Michael Phelps Pleads Guilty to DUI and Avoids Jail Time
Olympic gold medal swimmer Michael Phelps pleads guilty to his second DUI in ten years and is placed on probation. Baltimore District Judge Nathan Braverman tells him, “You don’t need a lecture from the court. If you haven’t gotten the message by now, or forget the message, the only option is jail.”
The swimmer was arrested and charged with drunk driving for the second time in September of 2014. Because Michael Phelps pleads guilty to the September, 2014 DUI charge, his sentence of one year in prison was suspended and he received 18 months of supervised probation instead. He will not be permitted to drink alcohol while on probation.
On September 30, the swimmer was charged with driving 84 mph in a 45 mph zone and of crossing the double yellow line in Maryland’s Fort McHenry Tunnel. Police say his blood alcohol level was .14 percent, almost double the legal limit in Maryland of .08 percent.
The athlete had previously plead guilty to a 2004 drunk driving charge and received probation because it was his first offense. He performed community service by talking to high school students about the dangers of alcohol.

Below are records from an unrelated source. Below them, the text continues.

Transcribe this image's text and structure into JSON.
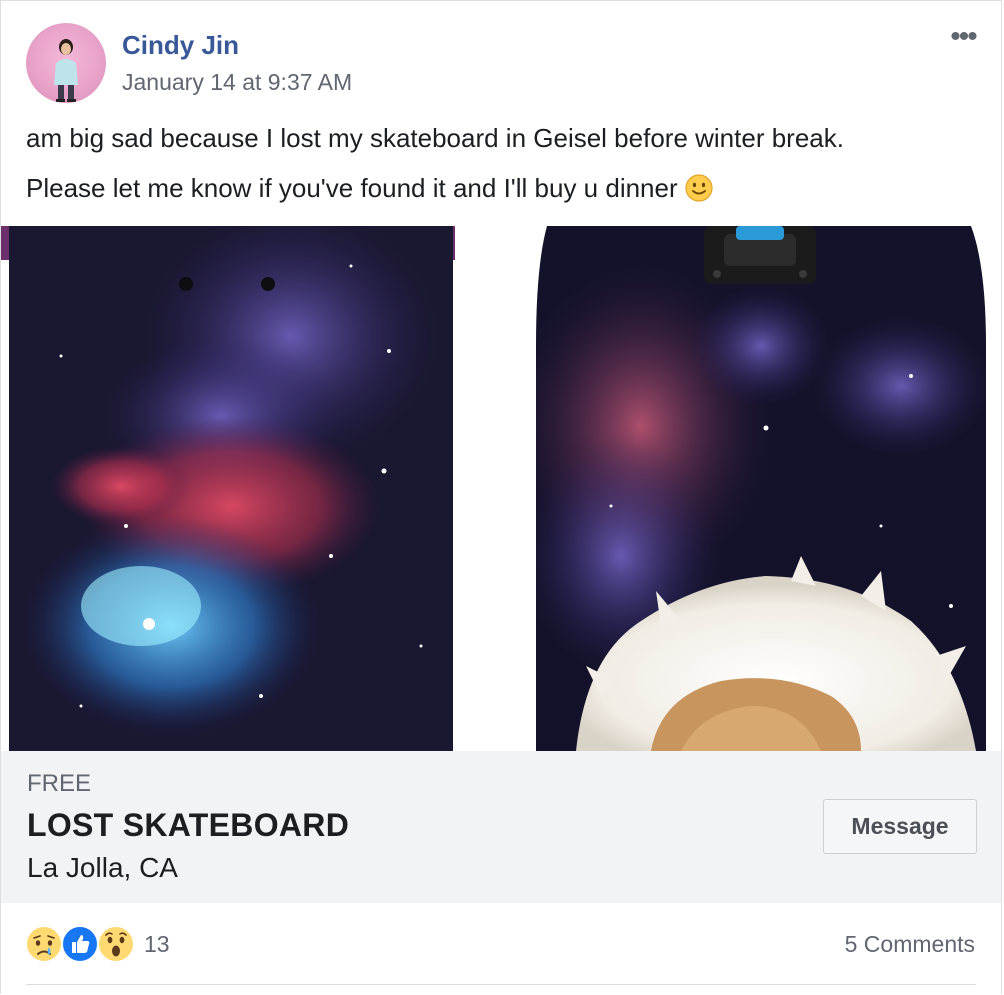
{
  "post": {
    "author": "Cindy Jin",
    "timestamp": "January 14 at 9:37 AM",
    "more_label": "•••",
    "text_line1": "am big sad because I lost my skateboard in Geisel before winter break.",
    "text_line2": "Please let me know if you've found it and I'll buy u dinner",
    "emoji": "slightly-smiling-face-icon"
  },
  "listing": {
    "price": "FREE",
    "title": "LOST SKATEBOARD",
    "location": "La Jolla, CA",
    "message_label": "Message"
  },
  "reactions": {
    "icons": [
      "sad-reaction-icon",
      "like-reaction-icon",
      "wow-reaction-icon"
    ],
    "count": "13",
    "comments": "5 Comments"
  },
  "colors": {
    "author_link": "#385898",
    "meta_gray": "#606770",
    "listing_bg": "#f2f3f5",
    "like_blue": "#1877f2"
  }
}
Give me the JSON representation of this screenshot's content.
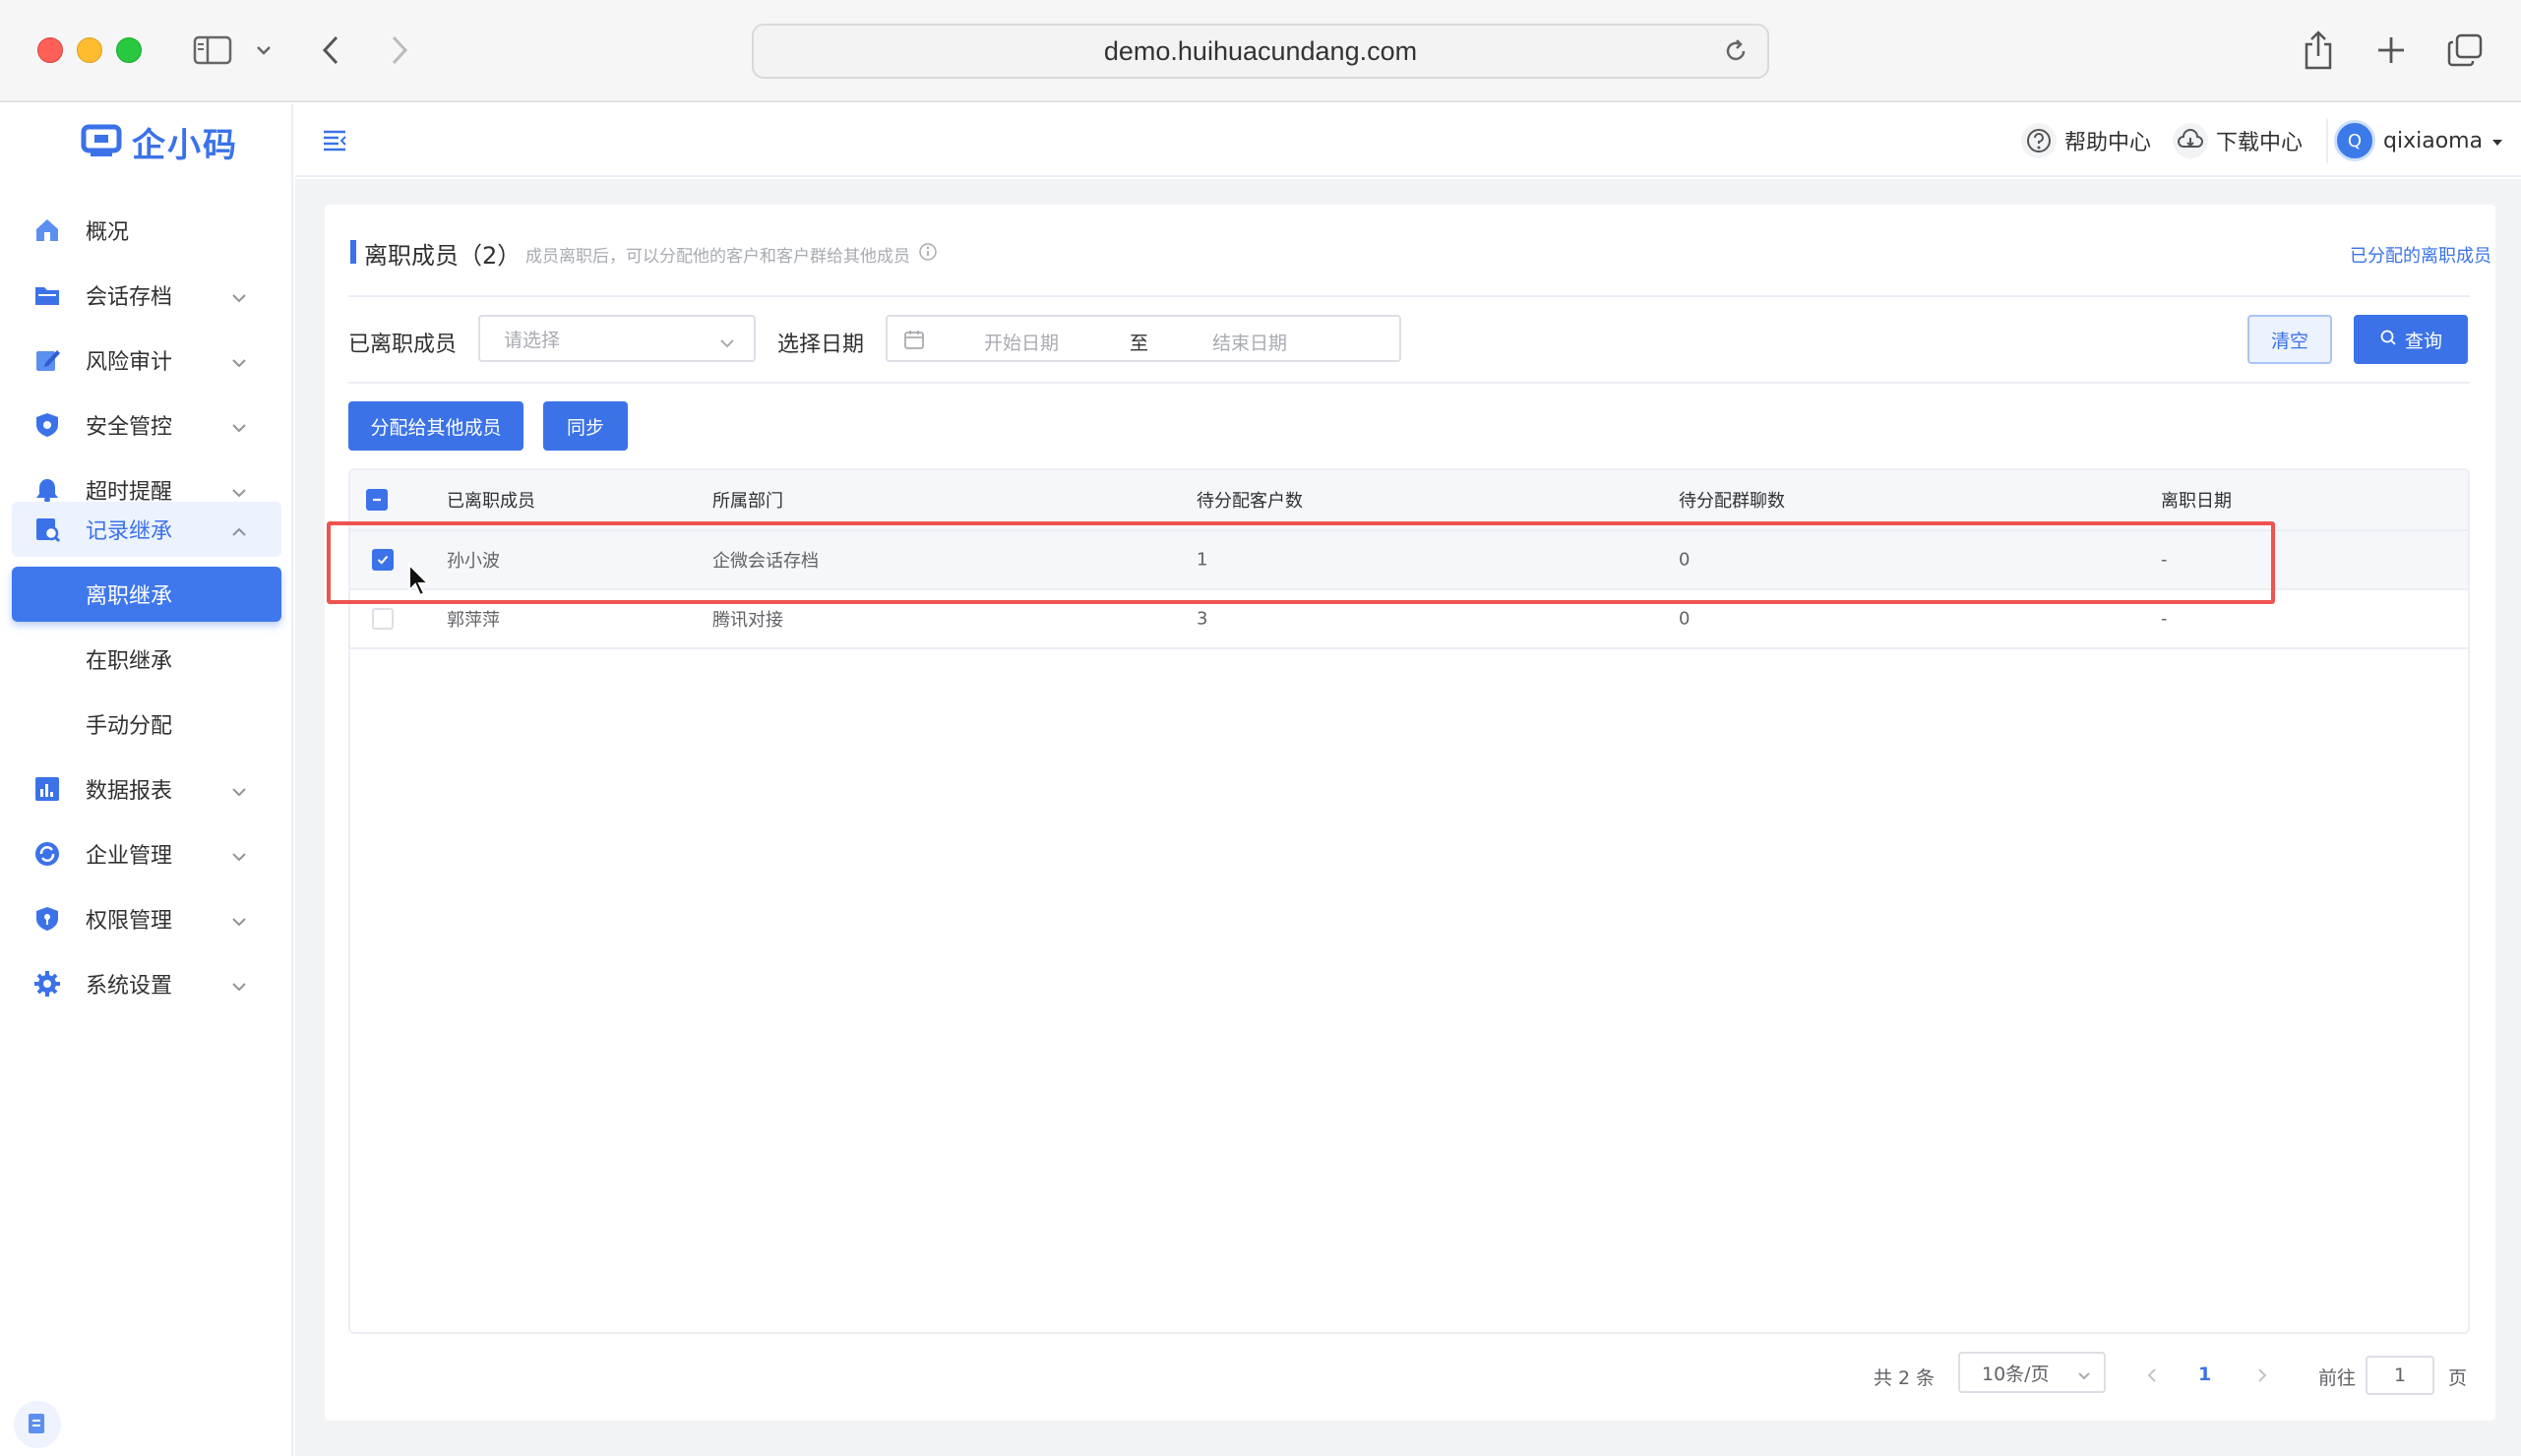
{
  "browser": {
    "url": "demo.huihuacundang.com"
  },
  "sidebar": {
    "logo_text": "企小码",
    "items": [
      {
        "label": "概况",
        "icon": "home-icon"
      },
      {
        "label": "会话存档",
        "icon": "folder-icon"
      },
      {
        "label": "风险审计",
        "icon": "edit-icon"
      },
      {
        "label": "安全管控",
        "icon": "shield-icon"
      },
      {
        "label": "超时提醒",
        "icon": "bell-icon"
      },
      {
        "label": "记录继承",
        "icon": "record-icon"
      },
      {
        "label": "数据报表",
        "icon": "bar-chart-icon"
      },
      {
        "label": "企业管理",
        "icon": "refresh-icon"
      },
      {
        "label": "权限管理",
        "icon": "lock-shield-icon"
      },
      {
        "label": "系统设置",
        "icon": "gear-icon"
      }
    ],
    "subitems": [
      {
        "label": "离职继承"
      },
      {
        "label": "在职继承"
      },
      {
        "label": "手动分配"
      }
    ]
  },
  "header": {
    "help": "帮助中心",
    "download": "下载中心",
    "avatar_letter": "Q",
    "username": "qixiaoma"
  },
  "page": {
    "title": "离职成员",
    "count": "（2）",
    "hint": "成员离职后，可以分配他的客户和客户群给其他成员",
    "assigned_link": "已分配的离职成员"
  },
  "filters": {
    "member_label": "已离职成员",
    "member_placeholder": "请选择",
    "date_label": "选择日期",
    "date_start": "开始日期",
    "date_sep": "至",
    "date_end": "结束日期",
    "clear_label": "清空",
    "query_label": "查询"
  },
  "actions": {
    "assign_label": "分配给其他成员",
    "sync_label": "同步"
  },
  "table": {
    "columns": [
      "已离职成员",
      "所属部门",
      "待分配客户数",
      "待分配群聊数",
      "离职日期"
    ],
    "rows": [
      {
        "name": "孙小波",
        "dept": "企微会话存档",
        "customers": "1",
        "groups": "0",
        "date": "-",
        "checked": true
      },
      {
        "name": "郭萍萍",
        "dept": "腾讯对接",
        "customers": "3",
        "groups": "0",
        "date": "-",
        "checked": false
      }
    ]
  },
  "pagination": {
    "total": "共 2 条",
    "page_size": "10条/页",
    "current": "1",
    "goto_label": "前往",
    "goto_value": "1",
    "page_suffix": "页"
  },
  "colors": {
    "accent": "#3b72e8",
    "highlight": "#ef5350"
  }
}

Drunk driving arrests aren’t the only challenge Phelps has recently faced. In 2009, a British tabloid printed a photo of him using a marijuana pipe at a South Carolina party. He was subsequently dropped by Kellogg Co., one of his major sponsors, and was also suspended from USA swimming for three months.
Probation won’t interfere with Phelps’ plan to train for the 2016 Olympic Games in Rio De Janeiro. He came out of retirement to compete in that event, and it will be the swimmer’s fifth year in the competition. He received a six-month USA Swimming suspension after his recent DUI charge, but that suspension ends on March 6.
Although Phelps has been banned from participating in the Swimming World Championships next summer in Russia, he plans to swim in three U.S. Grand Prix events and is expected to add a few additional international swimming events to his 2015 schedule.
Steve Allen, Phelps’ attorney, said his client had recently completed 45 days of intensive inpatient treatment in Arizona. Allen produced a letter from Phelps’ doctor which said that Phelps was “forthright and cooperative” in treatment. Allen added that Phelps is currently receiving intensive outpatient therapy in Maryland, attending Alcoholics Anonymous meetings and making great progress.
Allen described the 18-time gold medalist “a wonderful person” who is not only gifted athletically but also gives back to the community. Allen added that Phelps “gets that he has a problem and has had nothing but remorse for his mistake.”
The Olympian admitted that he had shown poor judgment in the incident but claims he now has “the tools to move past this. What I did was wrong, and I made a bad mistake. I’m looking forward to having a much brighter future than I had in the past.” He added, “I have learned from this mistake and will continue learning from this mistake for the rest of my life.”